ALBUQUERQUE, N.M. — Albuquerque’s former police chief — who retired in September 2020 after reportedly being pushed out — is accusing city leaders of violating open record laws and a state statute meant to protect whistleblowers.
Michael Geier and his former assistant, Paulette Diaz, filed the lawsuit against the city in state district court late Wednesday, KOB4 reported.
Of note, the complaint specifically references Mayor Tim Keller and Chief Administrative Officer Sarita Nair, saying they micromanaged the police department and undermined Geier’s efforts to address crime and comply with federal mandates related to police reforms.
After Geier was forced into retirement last fall, Keller defended the decision to appoint a new chief.
“I’m never going to make decisions based on rumors. I’m never going to discredit someone who has served 47 years by pandering to social media or rumors and I don’t think others should do,” Keller said. “Well, we think it’s the right time for new leadership at APD, so I think it’s a mutual decision. We want to move faster, and we think it’s time for new leadership, and he’s also ready to retire. So I think it’s the way it should be.”
Geier’s departure did not seem to bother the Albuquerque Police Union, according to a report last year.
“I’ll tell you, we are looking at this as a very positive move in the right direction,” said Det. Shaun Willougbhy, APOA president.
Once Geier was removed from office, he unloaded and told more of the story, according to KOB4.
“This is where things kind of went bad. (Interim Chief Harold) Medina wanted his agenda, he wanted to be chief, he made that clear from way back,” Geier said. “At some point he convinced the mayor that the dog and pony shows were where it’s at.”
Geier said Medina, who was deputy chief before being promoted to interim chief, and Keller often met privately without him. Geier believes the two conspired against him so Medina could be his replacement, the news outlet reported.
“People came and warned me,” Geier said. “In my last month, people were warning me, ‘be careful, he’s going to do this.'”
Geier said a few days after he tried changing Medina’s duties, Keller asked to meet at a park. That’s when Geier said Keller told him his time with APD was up.
“When I asked why, he said, ‘well crime is too high and it’s all on you,'” Geier said.
Ultimately, Geier claimed the mayor did not express dissatisfaction with the way he was doing his job and the forced removal came as a surprise.

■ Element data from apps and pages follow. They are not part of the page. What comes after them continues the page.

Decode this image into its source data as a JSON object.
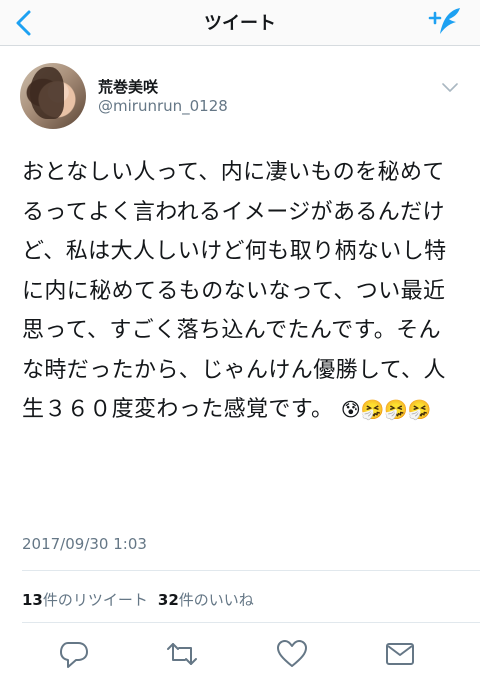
{
  "nav": {
    "title": "ツイート",
    "back_icon": "chevron-left-icon",
    "compose_icon": "compose-tweet-icon"
  },
  "user": {
    "display_name": "荒巻美咲",
    "username": "@mirunrun_0128"
  },
  "tweet": {
    "text": "おとなしい人って、内に凄いものを秘めてるってよく言われるイメージがあるんだけど、私は大人しいけど何も取り柄ないし特に内に秘めてるものないなって、つい最近思って、すごく落ち込んでたんです。そんな時だったから、じゃんけん優勝して、人生３６０度変わった感覚です。",
    "emoji": "😰🤧🤧🤧",
    "timestamp": "2017/09/30 1:03"
  },
  "stats": {
    "retweet_count": "13",
    "retweet_label": "件のリツイート",
    "like_count": "32",
    "like_label": "件のいいね"
  },
  "actions": [
    "reply-icon",
    "retweet-icon",
    "like-icon",
    "direct-message-icon"
  ],
  "colors": {
    "accent": "#1da1f2",
    "text": "#14171a",
    "secondary": "#657786",
    "divider": "#e1e8ed"
  }
}
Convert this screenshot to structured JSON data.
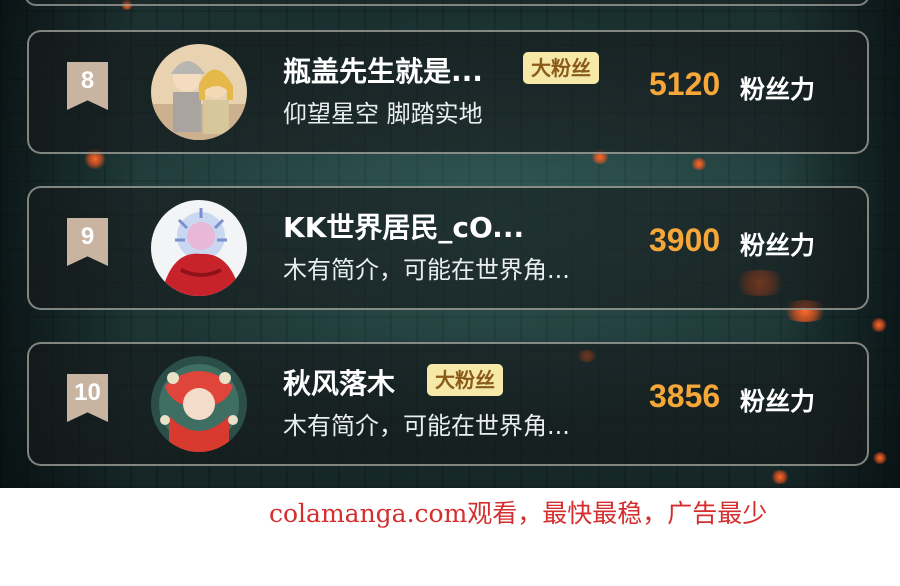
{
  "leaderboard": {
    "rows": [
      {
        "rank": "8",
        "name": "瓶盖先生就是...",
        "badge": "大粉丝",
        "bio": "仰望星空 脚踏实地",
        "score": "5120",
        "unit": "粉丝力"
      },
      {
        "rank": "9",
        "name": "KK世界居民_cO...",
        "badge": "",
        "bio": "木有简介，可能在世界角...",
        "score": "3900",
        "unit": "粉丝力"
      },
      {
        "rank": "10",
        "name": "秋风落木",
        "badge": "大粉丝",
        "bio": "木有简介，可能在世界角...",
        "score": "3856",
        "unit": "粉丝力"
      }
    ]
  },
  "watermark": "colamanga.com观看，最快最稳，广告最少",
  "colors": {
    "score": "#f5a73a",
    "badge_bg": "#f6e9a8",
    "badge_text": "#8a5a1a",
    "rank_ribbon": "#c9b3a1",
    "watermark": "#d42e2e"
  }
}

“I felt blindsided, but when it came to fruition, now looking back, I see the signs were all there,” Geier said. “He never gave me that.”